Pakistan government allowed the building of Deobandi madrasas who used to brainwash youths to counter U.S. and NATO troops in neighbouring in Afghanistan, he added.

Pakistan has been controlling the entire Afghanistan through Taliban comprising of Pashtuns i.e. the war in Kabul and the supply routes of U.S. troops. "Pakistan not only controls the battle tempo in Afghanistan, it controls the supply of our troops. In the past, when pressure was exerted by the U.S. on Pakistan for its support of the Taliban and other terrorist groups like the Haqqani network, those supplies were interrupted or convoys were attacked by Pakistani-sponsored terrorist groups operating inside of Pakistan,"Col. Sellin stated.

"In any case, the President's policy will unlikely affect the direction of events in South Asia, only delay them, while U.S. withdrawal would hasten the inevitable," he added.

Whatever be the outcome of the Pakistan's game-plan, China will have to bear the outcome as it has made a huge strategic investment in Pakistan, that has the most to lose from regional instability and which also has the greatest influence in Islamabad.

The China-Pakistan Economic Corridor (CPEC) is a part of China's larger Belt and Road Initiative (BRI) i.e. "One Belt" referring to the Silk Road Economic Belt while the "One Road" refers to the 21st-century Maritime Silk Road that aims to connect Asia . CPEC is an infrastructure project, the backbone of which is a transportation network connecting China to the Pakistani seaports of Gwadar and Karachi located on the Arabian Sea.

Moreover, China has its own strategic interests in Pakistan and is expanding People's Liberation Army influence and Gwadar will be a part of Chinese military bases near the entrance of the Persian Gulf.

"The trajectory is, not just a pre-9/11 Taliban-controlled Afghanistan, but a much larger radical Sunni entity that spans the Afghan-Pakistan border, completing the encirclement of Iran and creating a Sunni-Shia powder keg. Ever more extreme and intolerant Salafist groups are increasing and expanding their influence, fuelled by Arab Wahabi money and transnational Jihadi ideologies like ISIS,"Col. Sellin stated.

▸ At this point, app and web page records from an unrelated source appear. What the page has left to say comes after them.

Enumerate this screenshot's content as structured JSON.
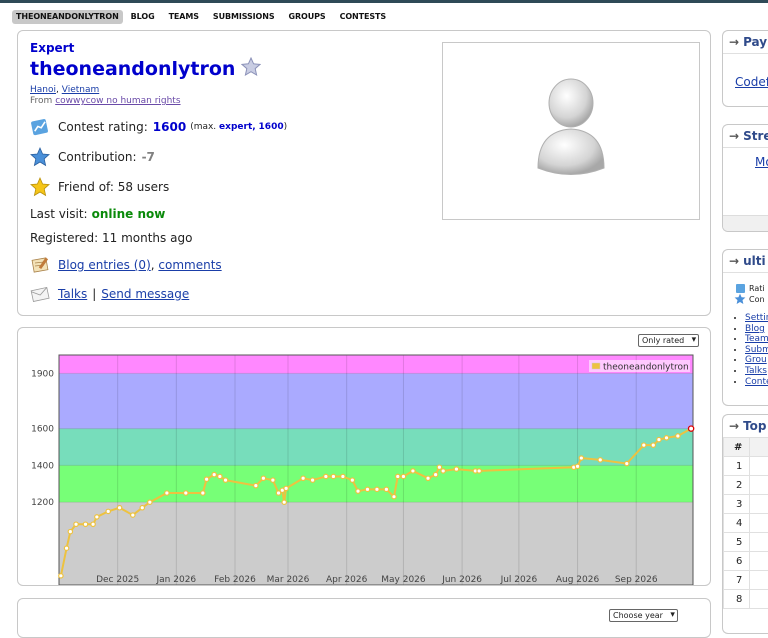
{
  "nav": {
    "items": [
      "THEONEANDONLYTRON",
      "BLOG",
      "TEAMS",
      "SUBMISSIONS",
      "GROUPS",
      "CONTESTS"
    ]
  },
  "profile": {
    "rank": "Expert",
    "handle": "theoneandonlytron",
    "city": "Hanoi",
    "country": "Vietnam",
    "from_prefix": "From",
    "organization": "cowwycow no human rights",
    "contest_rating_label": "Contest rating:",
    "rating": "1600",
    "max_prefix": "(max.",
    "max_rank": "expert,",
    "max_rating": "1600",
    "max_suffix": ")",
    "contribution_label": "Contribution:",
    "contribution": "-7",
    "friend_of": "Friend of: 58 users",
    "last_visit_label": "Last visit:",
    "last_visit": "online now",
    "registered": "Registered: 11 months ago",
    "blog_entries": "Blog entries (0)",
    "comments": "comments",
    "talks": "Talks",
    "send_message": "Send message"
  },
  "chart_controls": {
    "filter": "Only rated"
  },
  "chart_data": {
    "type": "line",
    "title": "",
    "xlabel": "",
    "ylabel": "",
    "legend": "top-right",
    "series": [
      {
        "name": "theoneandonlytron",
        "color": "#edc240",
        "points": [
          [
            "2025-11-01",
            800
          ],
          [
            "2025-11-04",
            950
          ],
          [
            "2025-11-06",
            1040
          ],
          [
            "2025-11-09",
            1080
          ],
          [
            "2025-11-14",
            1080
          ],
          [
            "2025-11-18",
            1080
          ],
          [
            "2025-11-20",
            1120
          ],
          [
            "2025-11-26",
            1150
          ],
          [
            "2025-12-02",
            1170
          ],
          [
            "2025-12-09",
            1130
          ],
          [
            "2025-12-14",
            1170
          ],
          [
            "2025-12-18",
            1200
          ],
          [
            "2025-12-27",
            1250
          ],
          [
            "2026-01-06",
            1250
          ],
          [
            "2026-01-15",
            1250
          ],
          [
            "2026-01-17",
            1325
          ],
          [
            "2026-01-21",
            1350
          ],
          [
            "2026-01-24",
            1340
          ],
          [
            "2026-01-27",
            1320
          ],
          [
            "2026-02-12",
            1290
          ],
          [
            "2026-02-16",
            1330
          ],
          [
            "2026-02-21",
            1320
          ],
          [
            "2026-02-24",
            1250
          ],
          [
            "2026-02-26",
            1265
          ],
          [
            "2026-02-27",
            1200
          ],
          [
            "2026-02-28",
            1275
          ],
          [
            "2026-03-09",
            1330
          ],
          [
            "2026-03-14",
            1320
          ],
          [
            "2026-03-21",
            1340
          ],
          [
            "2026-03-25",
            1340
          ],
          [
            "2026-03-30",
            1340
          ],
          [
            "2026-04-04",
            1320
          ],
          [
            "2026-04-07",
            1260
          ],
          [
            "2026-04-12",
            1270
          ],
          [
            "2026-04-17",
            1270
          ],
          [
            "2026-04-22",
            1270
          ],
          [
            "2026-04-26",
            1230
          ],
          [
            "2026-04-28",
            1340
          ],
          [
            "2026-05-01",
            1340
          ],
          [
            "2026-05-06",
            1370
          ],
          [
            "2026-05-14",
            1330
          ],
          [
            "2026-05-18",
            1350
          ],
          [
            "2026-05-20",
            1390
          ],
          [
            "2026-05-22",
            1370
          ],
          [
            "2026-05-29",
            1380
          ],
          [
            "2026-06-08",
            1370
          ],
          [
            "2026-06-10",
            1370
          ],
          [
            "2026-07-30",
            1390
          ],
          [
            "2026-08-01",
            1395
          ],
          [
            "2026-08-03",
            1440
          ],
          [
            "2026-08-13",
            1430
          ],
          [
            "2026-08-27",
            1410
          ],
          [
            "2026-09-05",
            1510
          ],
          [
            "2026-09-10",
            1510
          ],
          [
            "2026-09-13",
            1540
          ],
          [
            "2026-09-17",
            1550
          ],
          [
            "2026-09-23",
            1560
          ],
          [
            "2026-09-30",
            1600
          ]
        ]
      }
    ],
    "bands": [
      {
        "from": 0,
        "to": 1200,
        "color": "#cccccc"
      },
      {
        "from": 1200,
        "to": 1400,
        "color": "#77ff77"
      },
      {
        "from": 1400,
        "to": 1600,
        "color": "#77ddbb"
      },
      {
        "from": 1600,
        "to": 1900,
        "color": "#aaaaff"
      },
      {
        "from": 1900,
        "to": 2100,
        "color": "#ff88ff"
      }
    ],
    "xlim": [
      "2025-10-31",
      "2026-10-01"
    ],
    "ylim": [
      750,
      2000
    ],
    "y_ticks": [
      1200,
      1400,
      1600,
      1900
    ],
    "x_ticks": [
      {
        "date": "2025-12-01",
        "label": "Dec 2025"
      },
      {
        "date": "2026-01-01",
        "label": "Jan 2026"
      },
      {
        "date": "2026-02-01",
        "label": "Feb 2026"
      },
      {
        "date": "2026-03-01",
        "label": "Mar 2026"
      },
      {
        "date": "2026-04-01",
        "label": "Apr 2026"
      },
      {
        "date": "2026-05-01",
        "label": "May 2026"
      },
      {
        "date": "2026-06-01",
        "label": "Jun 2026"
      },
      {
        "date": "2026-07-01",
        "label": "Jul 2026"
      },
      {
        "date": "2026-08-01",
        "label": "Aug 2026"
      },
      {
        "date": "2026-09-01",
        "label": "Sep 2026"
      }
    ],
    "grid": true
  },
  "activity": {
    "year_select": "Choose year"
  },
  "sidebar": {
    "pay": {
      "title": "Pay",
      "link": "Codefo"
    },
    "streams": {
      "title": "Stre",
      "link": "Mo"
    },
    "user": {
      "title": "ulti",
      "rating_text": "Rati",
      "contrib_text": "Con",
      "links": [
        "Settin",
        "Blog",
        "Team",
        "Subm",
        "Grou",
        "Talks",
        "Conte"
      ]
    },
    "top": {
      "title": "Top",
      "header": "#",
      "rows": [
        "1",
        "2",
        "3",
        "4",
        "5",
        "6",
        "7",
        "8"
      ]
    }
  }
}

If U.S. strategists want to stabilize South Asia they should consider Balochistan, Pakistan's south western province bordering Afghanistan and Iran, which has become a stronghold of ISIS, radical Sunni groups and further fuelled by Arab Wahabi money and transnational Jihadi ideologies, he concluded.


First published: 31 August 2017, 15:01 IST